Mr Flanagan, speaking at Insurance Ireland’s fifth fraud conference in Dublin yesterday, said that he is “determined to address” the problem.
He said escalating costs of insurance cover in recent years had led people to change their mindset, and exaggerated, opportunistic insurance fraud is one of the factors contributing to rising premiums which have affected people so severely.
“This Government has taken action to address those escalating premiums,” said Mr Flanagan.
“In July 2016, we established the Cost of Insurance Working Group, initially under the chairmanship of [Local Government] Minister Eoghan Murphy and more recently chaired by [junior finance] minister Michael D’Arcy.
“I am pleased to report that a sub-group is looking at this very issue and the report will be finalised in the coming weeks which should outline the steps that can be taken to allow for this information-sharing to take place in a way that will be compliant with the new General Data Protection Regulation.”
Meanwhile, Chief Superintendent Pat Lordan of the National Economic Crime Bureau (NECB) said a sub-committee of the Cost of Insurance Working Group should be in a position to send its report on information sharing to the steering group soon. He said the group is examining the sharing of information and intelligence between insurance companies.
The group has yet to decide if only people with convictions for fraud would be included or if it would also include people suspected of fraud. The sub-committee is currently in discussions with the Data Protection Commissioner on the issue.
On the proposal for an industry-funded unit to prevent and detect insurance fraud, Mr Flanagan said the NECB was in discussions with Insurance Ireland about the matter.

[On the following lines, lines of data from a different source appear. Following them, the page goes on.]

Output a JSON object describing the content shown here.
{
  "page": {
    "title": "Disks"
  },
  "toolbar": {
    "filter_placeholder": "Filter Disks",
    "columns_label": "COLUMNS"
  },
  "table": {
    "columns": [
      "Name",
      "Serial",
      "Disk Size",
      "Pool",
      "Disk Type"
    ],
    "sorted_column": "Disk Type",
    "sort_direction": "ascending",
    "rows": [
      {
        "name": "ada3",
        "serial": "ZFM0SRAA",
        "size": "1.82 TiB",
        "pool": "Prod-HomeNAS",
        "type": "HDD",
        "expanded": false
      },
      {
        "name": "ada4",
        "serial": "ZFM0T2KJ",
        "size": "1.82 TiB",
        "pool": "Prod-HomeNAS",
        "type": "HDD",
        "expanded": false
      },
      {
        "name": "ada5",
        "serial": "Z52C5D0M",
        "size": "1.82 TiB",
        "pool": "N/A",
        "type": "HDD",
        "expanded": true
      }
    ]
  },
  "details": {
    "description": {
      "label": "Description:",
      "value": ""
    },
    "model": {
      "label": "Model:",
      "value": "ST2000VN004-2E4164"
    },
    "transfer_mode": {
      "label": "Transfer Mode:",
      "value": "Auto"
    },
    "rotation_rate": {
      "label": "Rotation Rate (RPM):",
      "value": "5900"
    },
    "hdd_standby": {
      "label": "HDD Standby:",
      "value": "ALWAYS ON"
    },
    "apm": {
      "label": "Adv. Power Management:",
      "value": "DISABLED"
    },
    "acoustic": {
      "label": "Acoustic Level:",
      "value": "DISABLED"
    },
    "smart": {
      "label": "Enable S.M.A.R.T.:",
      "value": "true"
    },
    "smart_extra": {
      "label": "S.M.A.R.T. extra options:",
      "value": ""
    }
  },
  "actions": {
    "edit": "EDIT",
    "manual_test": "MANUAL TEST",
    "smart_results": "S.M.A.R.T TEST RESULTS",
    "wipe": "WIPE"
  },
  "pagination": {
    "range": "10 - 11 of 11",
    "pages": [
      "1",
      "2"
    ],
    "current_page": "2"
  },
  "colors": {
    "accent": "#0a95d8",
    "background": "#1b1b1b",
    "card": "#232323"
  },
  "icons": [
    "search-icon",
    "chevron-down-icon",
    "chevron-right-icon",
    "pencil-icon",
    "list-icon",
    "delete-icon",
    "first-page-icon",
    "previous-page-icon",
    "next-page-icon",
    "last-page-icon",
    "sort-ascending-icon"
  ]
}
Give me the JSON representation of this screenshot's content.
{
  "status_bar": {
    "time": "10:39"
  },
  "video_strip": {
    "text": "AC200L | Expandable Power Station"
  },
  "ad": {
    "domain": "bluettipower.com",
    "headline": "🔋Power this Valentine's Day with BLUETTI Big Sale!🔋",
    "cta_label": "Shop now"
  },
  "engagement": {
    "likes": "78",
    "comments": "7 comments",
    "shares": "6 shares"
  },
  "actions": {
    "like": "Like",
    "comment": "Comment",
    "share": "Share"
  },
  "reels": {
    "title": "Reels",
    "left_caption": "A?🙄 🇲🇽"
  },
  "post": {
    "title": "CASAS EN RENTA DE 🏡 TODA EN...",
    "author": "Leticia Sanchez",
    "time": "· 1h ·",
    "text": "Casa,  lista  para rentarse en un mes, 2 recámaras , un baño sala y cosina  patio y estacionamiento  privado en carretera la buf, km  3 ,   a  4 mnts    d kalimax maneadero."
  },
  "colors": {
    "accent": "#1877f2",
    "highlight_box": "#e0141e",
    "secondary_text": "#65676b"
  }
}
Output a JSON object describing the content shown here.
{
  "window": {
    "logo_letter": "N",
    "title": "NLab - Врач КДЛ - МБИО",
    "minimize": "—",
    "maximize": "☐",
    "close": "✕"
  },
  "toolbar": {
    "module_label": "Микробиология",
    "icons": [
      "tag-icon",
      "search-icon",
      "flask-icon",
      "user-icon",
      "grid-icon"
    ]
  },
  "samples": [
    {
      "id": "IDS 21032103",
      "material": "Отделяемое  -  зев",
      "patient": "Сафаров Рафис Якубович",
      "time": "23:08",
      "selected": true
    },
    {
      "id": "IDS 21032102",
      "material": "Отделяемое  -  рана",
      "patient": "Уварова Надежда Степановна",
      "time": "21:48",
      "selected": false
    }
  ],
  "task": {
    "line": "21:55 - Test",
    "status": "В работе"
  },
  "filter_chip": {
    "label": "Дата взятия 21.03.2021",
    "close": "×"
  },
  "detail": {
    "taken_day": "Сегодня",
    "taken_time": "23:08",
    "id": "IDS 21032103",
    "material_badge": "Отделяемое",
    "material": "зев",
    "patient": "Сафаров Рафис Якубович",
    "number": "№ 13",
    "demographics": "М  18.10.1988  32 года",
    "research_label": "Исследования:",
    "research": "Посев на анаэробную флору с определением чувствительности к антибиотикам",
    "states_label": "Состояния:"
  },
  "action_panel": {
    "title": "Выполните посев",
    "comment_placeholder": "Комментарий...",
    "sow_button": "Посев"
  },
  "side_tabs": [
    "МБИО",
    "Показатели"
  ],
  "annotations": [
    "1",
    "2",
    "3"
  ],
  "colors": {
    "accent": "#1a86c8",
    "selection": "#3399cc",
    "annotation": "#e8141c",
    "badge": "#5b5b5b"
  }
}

He said the NECB has visited the City of London Police to examine its Insurance Fraud Enforcement Department system and that the City of London Police has visited Dublin.